Gears certainly are a crucial part of several motors and machines. Gears assist in torque output by giving gear reduction and they adjust the path of rotation just like the shaft to the rear wheels of automotive automobiles. Here are some simple types of gears and how they are different from each other.
Spur gears are mounted in series on parallel shafts to accomplish large gear reductions.
The most common gears are spur gears and are found in series for huge gear reductions. The teeth on spur gears are straight and are installed in parallel on different shafts. Spur gears are used in washers, screwdrivers, windup alarm clocks, and other devices. These are particularly loud, because of the equipment tooth engaging and colliding. Each impact makes loud noises and causes vibration, which is why spur gears aren’t found in machinery like cars. A normal equipment ratio range is 1:1 to 6:1.
Helical gears operate more smoothly and quietly in comparison to spur gears because of the way one’s teeth interact. The teeth on a helical gear cut at an angle to the facial skin of the apparatus. When two of the teeth start to engage, the contact is gradual–beginning at one end of the tooth and maintaining contact as the apparatus rotates into full engagement. The typical range of the helix angle is approximately 15 to 30 deg. The thrust load varies straight with the magnitude of tangent of helix angle. Helical may be the most commonly used equipment in transmissions. In addition they generate large amounts of thrust and use bearings to help spiral bevel helical gearbox support the thrust load. Helical gears can be utilized to adjust the rotation angle by 90 deg. when installed on perpendicular shafts. Its normal equipment ratio range is 3:2 to 10:1.

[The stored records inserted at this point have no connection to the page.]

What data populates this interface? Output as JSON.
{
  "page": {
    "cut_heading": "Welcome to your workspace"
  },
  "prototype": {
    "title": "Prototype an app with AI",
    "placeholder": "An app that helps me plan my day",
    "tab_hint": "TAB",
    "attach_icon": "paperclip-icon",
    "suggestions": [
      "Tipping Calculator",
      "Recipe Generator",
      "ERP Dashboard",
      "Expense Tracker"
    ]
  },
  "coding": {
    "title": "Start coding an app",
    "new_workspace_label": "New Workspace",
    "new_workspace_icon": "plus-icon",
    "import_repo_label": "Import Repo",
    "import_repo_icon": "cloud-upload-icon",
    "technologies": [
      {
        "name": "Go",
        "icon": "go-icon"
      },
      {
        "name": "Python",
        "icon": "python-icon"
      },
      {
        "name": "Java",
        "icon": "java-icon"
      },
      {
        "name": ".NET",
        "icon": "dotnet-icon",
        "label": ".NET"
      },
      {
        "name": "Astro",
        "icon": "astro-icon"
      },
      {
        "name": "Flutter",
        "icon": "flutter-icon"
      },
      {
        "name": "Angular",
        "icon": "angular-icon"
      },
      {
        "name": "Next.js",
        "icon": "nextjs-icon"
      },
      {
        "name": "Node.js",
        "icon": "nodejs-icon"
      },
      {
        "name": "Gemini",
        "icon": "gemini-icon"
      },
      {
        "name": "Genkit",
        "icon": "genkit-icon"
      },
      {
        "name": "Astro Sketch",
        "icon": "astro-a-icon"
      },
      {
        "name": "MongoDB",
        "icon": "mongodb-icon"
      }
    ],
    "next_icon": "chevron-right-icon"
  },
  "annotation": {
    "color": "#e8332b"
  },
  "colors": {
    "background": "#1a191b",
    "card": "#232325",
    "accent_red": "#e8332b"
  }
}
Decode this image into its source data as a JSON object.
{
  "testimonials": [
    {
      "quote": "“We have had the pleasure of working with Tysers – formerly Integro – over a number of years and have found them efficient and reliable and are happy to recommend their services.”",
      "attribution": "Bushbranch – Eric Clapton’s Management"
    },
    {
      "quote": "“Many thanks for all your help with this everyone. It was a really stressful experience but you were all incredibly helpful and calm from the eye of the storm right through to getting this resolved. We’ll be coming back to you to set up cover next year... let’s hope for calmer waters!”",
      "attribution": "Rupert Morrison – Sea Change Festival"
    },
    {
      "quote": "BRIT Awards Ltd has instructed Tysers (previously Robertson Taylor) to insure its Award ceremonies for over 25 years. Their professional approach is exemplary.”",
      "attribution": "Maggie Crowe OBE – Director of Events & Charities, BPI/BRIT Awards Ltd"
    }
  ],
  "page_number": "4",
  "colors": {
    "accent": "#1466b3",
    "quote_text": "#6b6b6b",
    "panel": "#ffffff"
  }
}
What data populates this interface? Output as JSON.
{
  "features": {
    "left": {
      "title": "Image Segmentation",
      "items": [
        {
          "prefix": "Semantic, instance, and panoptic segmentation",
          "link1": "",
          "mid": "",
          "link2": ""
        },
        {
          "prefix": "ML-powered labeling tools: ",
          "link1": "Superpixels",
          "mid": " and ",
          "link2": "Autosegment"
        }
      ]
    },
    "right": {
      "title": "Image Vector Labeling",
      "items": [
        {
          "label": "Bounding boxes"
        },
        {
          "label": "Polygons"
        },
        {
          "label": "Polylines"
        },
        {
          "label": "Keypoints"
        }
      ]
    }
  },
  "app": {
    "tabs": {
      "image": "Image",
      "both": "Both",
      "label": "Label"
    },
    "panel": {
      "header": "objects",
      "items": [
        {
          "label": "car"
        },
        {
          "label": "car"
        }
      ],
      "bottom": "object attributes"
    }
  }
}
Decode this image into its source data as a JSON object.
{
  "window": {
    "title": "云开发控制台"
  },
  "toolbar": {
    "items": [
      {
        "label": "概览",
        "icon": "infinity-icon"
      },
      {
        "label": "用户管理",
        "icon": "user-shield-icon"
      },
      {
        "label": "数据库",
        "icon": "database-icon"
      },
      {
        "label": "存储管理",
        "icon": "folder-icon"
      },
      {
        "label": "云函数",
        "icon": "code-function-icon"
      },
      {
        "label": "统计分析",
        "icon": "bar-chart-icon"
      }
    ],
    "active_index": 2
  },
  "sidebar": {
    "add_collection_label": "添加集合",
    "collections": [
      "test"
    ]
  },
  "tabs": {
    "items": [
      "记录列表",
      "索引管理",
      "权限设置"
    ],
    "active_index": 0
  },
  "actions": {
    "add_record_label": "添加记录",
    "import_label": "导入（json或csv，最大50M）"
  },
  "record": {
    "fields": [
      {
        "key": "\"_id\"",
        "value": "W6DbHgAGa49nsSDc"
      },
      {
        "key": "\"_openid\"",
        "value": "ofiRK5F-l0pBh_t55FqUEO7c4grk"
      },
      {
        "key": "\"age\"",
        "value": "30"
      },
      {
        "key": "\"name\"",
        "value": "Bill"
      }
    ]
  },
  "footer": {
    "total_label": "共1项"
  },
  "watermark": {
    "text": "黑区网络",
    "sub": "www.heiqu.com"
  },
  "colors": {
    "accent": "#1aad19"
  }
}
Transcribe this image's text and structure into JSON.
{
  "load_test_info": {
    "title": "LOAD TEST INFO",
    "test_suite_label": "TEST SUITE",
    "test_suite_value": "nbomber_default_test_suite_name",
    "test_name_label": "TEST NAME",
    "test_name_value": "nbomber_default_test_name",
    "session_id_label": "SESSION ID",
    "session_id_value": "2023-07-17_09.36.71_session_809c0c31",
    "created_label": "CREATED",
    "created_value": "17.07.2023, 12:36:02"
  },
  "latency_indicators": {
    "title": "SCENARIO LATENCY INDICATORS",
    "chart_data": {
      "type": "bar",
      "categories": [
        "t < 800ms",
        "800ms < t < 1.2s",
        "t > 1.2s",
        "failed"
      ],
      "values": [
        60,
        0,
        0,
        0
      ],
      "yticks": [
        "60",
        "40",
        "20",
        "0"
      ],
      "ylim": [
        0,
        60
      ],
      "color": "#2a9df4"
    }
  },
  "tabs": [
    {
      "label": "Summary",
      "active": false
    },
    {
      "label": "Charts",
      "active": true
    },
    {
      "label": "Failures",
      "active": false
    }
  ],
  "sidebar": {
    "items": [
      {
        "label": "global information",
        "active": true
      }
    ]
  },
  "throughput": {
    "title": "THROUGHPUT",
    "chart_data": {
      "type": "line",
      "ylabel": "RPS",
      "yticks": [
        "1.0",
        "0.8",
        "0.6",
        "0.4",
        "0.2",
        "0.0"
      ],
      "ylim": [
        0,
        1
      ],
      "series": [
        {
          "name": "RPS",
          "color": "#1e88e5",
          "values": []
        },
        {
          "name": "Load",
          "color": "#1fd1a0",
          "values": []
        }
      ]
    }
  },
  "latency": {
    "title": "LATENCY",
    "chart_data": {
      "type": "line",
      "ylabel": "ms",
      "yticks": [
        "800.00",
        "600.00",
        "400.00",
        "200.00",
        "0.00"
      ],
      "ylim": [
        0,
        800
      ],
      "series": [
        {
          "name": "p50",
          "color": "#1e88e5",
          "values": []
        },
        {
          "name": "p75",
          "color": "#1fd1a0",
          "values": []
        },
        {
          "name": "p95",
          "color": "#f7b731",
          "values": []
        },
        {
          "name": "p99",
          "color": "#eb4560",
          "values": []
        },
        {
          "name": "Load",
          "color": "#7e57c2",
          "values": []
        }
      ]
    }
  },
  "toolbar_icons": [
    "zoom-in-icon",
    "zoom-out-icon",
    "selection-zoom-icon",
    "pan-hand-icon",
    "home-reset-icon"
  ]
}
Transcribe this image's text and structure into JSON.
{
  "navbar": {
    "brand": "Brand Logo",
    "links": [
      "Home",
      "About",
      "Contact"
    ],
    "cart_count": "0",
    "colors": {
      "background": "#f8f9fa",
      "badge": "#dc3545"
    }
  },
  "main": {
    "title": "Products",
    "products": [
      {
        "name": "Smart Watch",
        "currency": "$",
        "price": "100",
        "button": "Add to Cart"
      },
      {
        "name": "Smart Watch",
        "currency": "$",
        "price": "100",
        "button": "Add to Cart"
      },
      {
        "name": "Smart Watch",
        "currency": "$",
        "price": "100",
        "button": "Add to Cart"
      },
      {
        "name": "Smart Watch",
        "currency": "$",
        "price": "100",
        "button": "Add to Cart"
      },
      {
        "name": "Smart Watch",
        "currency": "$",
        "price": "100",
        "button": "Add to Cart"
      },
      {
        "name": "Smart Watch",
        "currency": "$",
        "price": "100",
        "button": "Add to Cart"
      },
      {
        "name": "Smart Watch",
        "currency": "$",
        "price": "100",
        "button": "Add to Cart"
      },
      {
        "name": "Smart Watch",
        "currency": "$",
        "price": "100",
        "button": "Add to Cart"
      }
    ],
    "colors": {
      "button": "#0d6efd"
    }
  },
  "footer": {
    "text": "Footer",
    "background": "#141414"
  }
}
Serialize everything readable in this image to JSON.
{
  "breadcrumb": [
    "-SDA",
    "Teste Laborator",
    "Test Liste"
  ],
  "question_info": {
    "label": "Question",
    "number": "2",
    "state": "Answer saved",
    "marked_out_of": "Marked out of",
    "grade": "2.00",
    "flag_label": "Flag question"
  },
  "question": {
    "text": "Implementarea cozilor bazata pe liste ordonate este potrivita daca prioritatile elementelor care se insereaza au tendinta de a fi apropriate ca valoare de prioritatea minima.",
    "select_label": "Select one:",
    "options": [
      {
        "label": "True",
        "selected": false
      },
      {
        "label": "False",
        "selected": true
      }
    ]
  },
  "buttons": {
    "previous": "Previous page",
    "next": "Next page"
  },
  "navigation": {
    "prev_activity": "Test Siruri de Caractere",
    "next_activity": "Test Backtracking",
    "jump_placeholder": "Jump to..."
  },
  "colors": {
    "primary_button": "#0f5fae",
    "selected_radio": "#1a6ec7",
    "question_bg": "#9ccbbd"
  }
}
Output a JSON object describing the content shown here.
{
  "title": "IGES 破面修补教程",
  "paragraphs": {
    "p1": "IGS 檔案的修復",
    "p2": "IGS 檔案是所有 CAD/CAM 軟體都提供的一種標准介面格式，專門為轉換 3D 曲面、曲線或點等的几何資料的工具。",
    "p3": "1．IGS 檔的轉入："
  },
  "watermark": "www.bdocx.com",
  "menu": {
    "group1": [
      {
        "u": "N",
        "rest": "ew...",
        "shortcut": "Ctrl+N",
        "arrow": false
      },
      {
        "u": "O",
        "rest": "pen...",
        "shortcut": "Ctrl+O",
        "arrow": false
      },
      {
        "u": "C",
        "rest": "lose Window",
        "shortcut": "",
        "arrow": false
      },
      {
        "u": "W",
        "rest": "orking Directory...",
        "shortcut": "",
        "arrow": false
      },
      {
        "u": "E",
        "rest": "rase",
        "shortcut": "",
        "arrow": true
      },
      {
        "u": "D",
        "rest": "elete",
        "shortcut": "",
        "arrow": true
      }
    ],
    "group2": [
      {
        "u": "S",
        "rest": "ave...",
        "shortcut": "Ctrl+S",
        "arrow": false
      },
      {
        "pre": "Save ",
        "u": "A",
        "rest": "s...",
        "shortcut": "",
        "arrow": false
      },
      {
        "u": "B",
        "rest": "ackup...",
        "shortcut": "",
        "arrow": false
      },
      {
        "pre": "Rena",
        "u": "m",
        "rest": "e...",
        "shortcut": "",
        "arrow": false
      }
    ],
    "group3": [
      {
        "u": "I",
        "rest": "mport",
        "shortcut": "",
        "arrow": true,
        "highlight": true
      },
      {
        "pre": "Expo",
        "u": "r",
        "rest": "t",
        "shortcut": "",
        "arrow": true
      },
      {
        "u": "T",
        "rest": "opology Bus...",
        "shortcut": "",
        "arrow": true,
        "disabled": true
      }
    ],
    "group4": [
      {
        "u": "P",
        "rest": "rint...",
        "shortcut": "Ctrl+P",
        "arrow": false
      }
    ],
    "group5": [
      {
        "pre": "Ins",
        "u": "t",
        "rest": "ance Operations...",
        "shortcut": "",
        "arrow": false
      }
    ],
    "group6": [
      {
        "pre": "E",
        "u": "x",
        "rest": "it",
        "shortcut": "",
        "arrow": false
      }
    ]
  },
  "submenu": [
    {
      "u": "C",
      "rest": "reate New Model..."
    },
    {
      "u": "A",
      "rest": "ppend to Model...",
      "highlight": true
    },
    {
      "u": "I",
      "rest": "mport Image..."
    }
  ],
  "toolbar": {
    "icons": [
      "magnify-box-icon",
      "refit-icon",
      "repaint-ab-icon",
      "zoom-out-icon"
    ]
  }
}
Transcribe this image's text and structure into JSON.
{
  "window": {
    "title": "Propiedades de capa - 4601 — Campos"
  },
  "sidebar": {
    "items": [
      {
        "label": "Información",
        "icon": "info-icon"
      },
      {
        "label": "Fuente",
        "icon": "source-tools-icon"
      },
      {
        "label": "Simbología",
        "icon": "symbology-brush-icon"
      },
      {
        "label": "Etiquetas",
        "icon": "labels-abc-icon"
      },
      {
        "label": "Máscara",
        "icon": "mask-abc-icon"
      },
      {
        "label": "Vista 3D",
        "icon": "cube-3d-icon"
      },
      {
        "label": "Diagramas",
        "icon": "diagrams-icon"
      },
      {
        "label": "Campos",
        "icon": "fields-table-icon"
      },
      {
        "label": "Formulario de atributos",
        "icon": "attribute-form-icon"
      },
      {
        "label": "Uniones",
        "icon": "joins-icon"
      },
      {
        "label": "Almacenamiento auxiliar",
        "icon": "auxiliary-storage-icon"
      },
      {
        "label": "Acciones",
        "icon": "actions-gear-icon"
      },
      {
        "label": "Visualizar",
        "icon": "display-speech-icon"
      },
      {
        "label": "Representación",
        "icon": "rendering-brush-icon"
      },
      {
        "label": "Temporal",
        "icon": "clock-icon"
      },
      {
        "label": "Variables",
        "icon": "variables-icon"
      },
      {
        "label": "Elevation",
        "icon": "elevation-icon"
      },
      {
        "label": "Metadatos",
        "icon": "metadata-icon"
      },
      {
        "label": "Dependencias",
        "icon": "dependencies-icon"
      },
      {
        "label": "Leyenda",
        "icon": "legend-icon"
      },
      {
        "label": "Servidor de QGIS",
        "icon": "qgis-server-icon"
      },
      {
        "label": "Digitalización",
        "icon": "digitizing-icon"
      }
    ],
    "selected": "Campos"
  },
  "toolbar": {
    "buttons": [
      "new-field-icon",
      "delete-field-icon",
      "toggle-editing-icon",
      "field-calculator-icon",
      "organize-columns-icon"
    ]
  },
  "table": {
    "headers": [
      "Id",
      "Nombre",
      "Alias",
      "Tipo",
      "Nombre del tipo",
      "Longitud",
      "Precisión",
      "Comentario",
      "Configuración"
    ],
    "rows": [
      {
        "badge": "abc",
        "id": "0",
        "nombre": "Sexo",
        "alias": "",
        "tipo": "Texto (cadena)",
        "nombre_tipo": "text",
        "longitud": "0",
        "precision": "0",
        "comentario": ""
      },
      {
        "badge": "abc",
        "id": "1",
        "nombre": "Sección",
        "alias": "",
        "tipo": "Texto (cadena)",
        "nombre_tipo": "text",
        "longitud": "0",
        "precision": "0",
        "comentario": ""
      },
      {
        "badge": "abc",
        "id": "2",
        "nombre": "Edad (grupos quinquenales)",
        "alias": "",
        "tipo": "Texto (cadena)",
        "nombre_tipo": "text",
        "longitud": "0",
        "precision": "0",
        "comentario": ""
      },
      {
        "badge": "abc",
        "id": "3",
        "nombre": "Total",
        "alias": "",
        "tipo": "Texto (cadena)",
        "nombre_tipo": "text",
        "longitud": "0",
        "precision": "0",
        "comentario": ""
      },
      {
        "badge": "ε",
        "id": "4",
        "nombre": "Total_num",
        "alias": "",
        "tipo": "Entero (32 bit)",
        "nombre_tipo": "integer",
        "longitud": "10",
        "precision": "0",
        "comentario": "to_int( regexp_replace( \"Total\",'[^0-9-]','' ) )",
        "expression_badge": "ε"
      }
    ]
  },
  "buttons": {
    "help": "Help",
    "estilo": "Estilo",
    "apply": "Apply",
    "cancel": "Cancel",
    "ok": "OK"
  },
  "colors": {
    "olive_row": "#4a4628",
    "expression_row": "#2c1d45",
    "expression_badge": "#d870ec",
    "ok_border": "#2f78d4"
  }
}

Bevel gears are accustomed to change the path of a shaft’s rotation. Bevel gears have the teeth that are available in straight, spiral, or hypoid form. Straight teeth have similar features to spur gears and possess a large effect when involved. Like spur gears, the standard gear ratio range for straight bevel gears is 3:2 to 5:1.
Spiral teeth operate exactly like helical gears. They create less vibration and noise in comparison with straight teeth. The right hand of the spiral bevel may be the outer half of the tooth, inclined to visit in the clockwise direction from the axial plane. The left hand of the spiral bevel travels in the counterclockwise path. The normal gear ratio range is 3:2 to 4:1.
In the hypoid gear above, the bigger gear is named the crown as the small gear is named the pinion.
Hypoid gears are a kind of spiral gear in which the shape is a revolved hyperboloid rather than conical shape. The hypoid equipment places the pinion off-axis to the ring gear or crown wheel. This allows the pinion to be larger in diameter and provide more contact area.